In my younger days, I realized the power of words, but did not use words in a way that was pleasing to God. When I was a little girl, I was tall, skinny, and awkward. I did not have a lot of friends because allegedly, I was also bossy. I was teased a lot in elementary school and middle school, and that was before I got glasses and braces. When I was very young, I learned a bunch of words, most of them with four letters, that I quickly found out made me very scary to others. Before I knew it, I could string those words together in such a way that no one was willing to go up against me.
In high school, I was picked on because I “talked funny” and acted like an “Oreo” (in other words, I used proper English and took honors classes). When curse words were no longer strong enough, I started using my intelligence to find words that cut my bullies at the very core of their beings. Sometimes I won arguments by making people feel inferior and other times I won because they could not understand my insults. While gratifying at the time, I know it was not the correct thing to do. Yet, I still continued to be brazen with my words, especially in writing. Then, one day, in college I found myself locked in a room, while several girls waited in my living room wanting to beat me up over some of my comments. That was a wakeup call.
We hear all of our lives that “Sticks and stones may break my bones, but words will never hurt me,” but sometimes words are even more painful than sticks or stones. As you can see, I remember almost every insult anyone has ever hurled at me, but I don’t remember as many positive statements that have come my way. When I was older, I told my parents that as a child, I would have rather gotten a spanking when I did wrong than to hear either of them say, “You disappointed me.” Those words broke my heart. The Bible says that life and death are in the power of the tongue (Proverbs 18:21), and yet we use words so cavalierly.
If you do not believe that words are important, ask any couple that is on the verge of breaking up with one another. If you do not think that words are significant, speak to members of a family that have not spoken to each other in years. If you do not think that words are of great consequence, talk to someone who no longer feels like they can talk to God. Communication is at the center of every relationship in our lives.

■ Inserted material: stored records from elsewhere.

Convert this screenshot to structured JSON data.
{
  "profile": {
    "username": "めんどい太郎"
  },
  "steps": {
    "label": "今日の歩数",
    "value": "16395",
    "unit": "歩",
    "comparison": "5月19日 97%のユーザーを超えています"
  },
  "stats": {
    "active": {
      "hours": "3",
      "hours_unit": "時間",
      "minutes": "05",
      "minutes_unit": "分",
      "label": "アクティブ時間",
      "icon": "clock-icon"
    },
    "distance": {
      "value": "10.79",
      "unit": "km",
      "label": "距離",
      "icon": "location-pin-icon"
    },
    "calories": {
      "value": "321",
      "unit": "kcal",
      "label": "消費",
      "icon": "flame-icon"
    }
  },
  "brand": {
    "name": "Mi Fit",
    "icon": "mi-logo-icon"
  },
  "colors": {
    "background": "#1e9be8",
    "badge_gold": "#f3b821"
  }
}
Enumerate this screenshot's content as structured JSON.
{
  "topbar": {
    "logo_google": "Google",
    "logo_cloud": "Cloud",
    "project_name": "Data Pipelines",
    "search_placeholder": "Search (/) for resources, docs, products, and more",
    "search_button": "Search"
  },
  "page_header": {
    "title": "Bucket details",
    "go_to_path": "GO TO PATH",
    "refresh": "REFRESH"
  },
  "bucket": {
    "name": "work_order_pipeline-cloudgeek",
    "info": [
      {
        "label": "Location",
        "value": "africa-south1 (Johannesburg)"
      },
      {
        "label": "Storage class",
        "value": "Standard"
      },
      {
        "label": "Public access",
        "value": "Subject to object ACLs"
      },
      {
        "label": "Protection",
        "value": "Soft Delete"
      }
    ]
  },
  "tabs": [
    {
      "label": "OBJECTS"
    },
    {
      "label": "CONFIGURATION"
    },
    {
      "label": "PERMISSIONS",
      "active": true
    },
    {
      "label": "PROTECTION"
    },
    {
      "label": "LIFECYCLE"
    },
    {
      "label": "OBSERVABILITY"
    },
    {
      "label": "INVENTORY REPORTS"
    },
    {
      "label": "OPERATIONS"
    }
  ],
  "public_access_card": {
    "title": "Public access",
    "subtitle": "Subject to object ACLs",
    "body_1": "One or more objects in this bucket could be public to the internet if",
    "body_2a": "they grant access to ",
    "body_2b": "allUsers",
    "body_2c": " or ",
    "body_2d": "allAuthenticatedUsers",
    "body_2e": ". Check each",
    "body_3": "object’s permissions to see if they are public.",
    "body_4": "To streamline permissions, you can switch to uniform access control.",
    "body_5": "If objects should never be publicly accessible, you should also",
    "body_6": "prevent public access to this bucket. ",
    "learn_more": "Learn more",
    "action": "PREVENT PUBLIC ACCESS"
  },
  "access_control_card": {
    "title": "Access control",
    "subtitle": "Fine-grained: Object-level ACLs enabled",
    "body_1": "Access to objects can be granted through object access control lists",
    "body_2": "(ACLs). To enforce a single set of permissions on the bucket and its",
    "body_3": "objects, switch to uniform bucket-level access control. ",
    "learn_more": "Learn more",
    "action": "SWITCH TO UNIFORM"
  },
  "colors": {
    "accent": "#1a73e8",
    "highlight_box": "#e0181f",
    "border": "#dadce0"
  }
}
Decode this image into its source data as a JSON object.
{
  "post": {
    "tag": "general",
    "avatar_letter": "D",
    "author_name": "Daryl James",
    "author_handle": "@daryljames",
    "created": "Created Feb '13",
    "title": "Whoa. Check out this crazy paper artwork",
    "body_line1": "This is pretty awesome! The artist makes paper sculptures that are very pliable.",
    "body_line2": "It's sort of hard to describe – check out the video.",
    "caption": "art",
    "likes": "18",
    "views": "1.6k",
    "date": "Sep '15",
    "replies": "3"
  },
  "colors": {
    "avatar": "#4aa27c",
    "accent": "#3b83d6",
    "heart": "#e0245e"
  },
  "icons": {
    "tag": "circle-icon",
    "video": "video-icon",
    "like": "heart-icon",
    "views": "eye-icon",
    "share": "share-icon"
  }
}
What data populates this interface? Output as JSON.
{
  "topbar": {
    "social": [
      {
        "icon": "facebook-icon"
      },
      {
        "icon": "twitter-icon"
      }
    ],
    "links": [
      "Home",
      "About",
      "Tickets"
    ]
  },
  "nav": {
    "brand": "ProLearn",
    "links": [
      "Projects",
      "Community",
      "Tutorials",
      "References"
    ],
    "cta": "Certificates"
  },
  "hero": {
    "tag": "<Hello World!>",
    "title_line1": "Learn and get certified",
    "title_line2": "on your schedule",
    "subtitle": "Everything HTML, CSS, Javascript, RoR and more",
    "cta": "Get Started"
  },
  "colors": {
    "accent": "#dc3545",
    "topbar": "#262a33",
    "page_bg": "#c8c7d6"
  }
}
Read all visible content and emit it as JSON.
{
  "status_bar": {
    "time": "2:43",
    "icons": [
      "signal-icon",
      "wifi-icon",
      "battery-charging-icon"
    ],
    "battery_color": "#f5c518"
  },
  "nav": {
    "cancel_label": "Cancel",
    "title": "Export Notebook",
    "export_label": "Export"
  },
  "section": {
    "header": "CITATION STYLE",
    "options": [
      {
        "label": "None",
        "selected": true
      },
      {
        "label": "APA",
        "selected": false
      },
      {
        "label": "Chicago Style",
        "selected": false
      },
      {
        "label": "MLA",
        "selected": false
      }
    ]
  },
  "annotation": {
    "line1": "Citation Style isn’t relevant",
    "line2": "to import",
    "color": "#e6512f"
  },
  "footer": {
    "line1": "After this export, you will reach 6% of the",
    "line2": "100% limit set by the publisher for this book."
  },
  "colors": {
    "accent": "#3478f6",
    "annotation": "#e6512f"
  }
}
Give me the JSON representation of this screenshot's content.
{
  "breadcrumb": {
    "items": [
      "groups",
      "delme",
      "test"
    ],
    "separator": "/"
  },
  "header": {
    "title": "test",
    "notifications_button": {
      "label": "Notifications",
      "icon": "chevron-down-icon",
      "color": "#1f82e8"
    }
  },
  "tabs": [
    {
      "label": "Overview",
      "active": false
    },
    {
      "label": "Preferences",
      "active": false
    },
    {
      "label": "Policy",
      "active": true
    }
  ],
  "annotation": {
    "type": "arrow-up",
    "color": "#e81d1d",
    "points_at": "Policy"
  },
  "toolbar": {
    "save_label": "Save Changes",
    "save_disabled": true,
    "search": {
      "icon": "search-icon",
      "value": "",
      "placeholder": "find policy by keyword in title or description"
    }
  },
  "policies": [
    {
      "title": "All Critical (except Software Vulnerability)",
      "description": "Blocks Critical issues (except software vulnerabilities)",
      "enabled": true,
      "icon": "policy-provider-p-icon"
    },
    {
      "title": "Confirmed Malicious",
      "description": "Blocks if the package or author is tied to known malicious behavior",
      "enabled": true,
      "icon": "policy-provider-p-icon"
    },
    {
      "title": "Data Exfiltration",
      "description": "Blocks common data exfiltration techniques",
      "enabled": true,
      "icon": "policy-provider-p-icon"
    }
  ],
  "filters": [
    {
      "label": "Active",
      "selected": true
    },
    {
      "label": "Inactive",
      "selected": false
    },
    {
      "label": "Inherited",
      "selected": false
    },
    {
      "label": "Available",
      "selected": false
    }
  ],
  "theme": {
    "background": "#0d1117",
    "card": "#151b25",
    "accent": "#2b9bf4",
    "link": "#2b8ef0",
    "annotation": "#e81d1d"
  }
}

It is an awesome gift to be able to express ourselves, not only to God, but to everyone else who plays a role in our lives. Like any precious gift, we must be careful with our words because the wrong words can hurt rather than heal. The wrong tone of our words can injure rather than encourage. There is the old adage, “If you cannot say something nice, then do not say anything at all.” Those words of wisdom are not just for playgrounds. I am not saying to sugarcoat everything because sometimes people need to be corrected, but even correction can be delivered in a positive way with love. To sustain and improve all of the relationships in your life, use the gift of words wisely. Ms. EV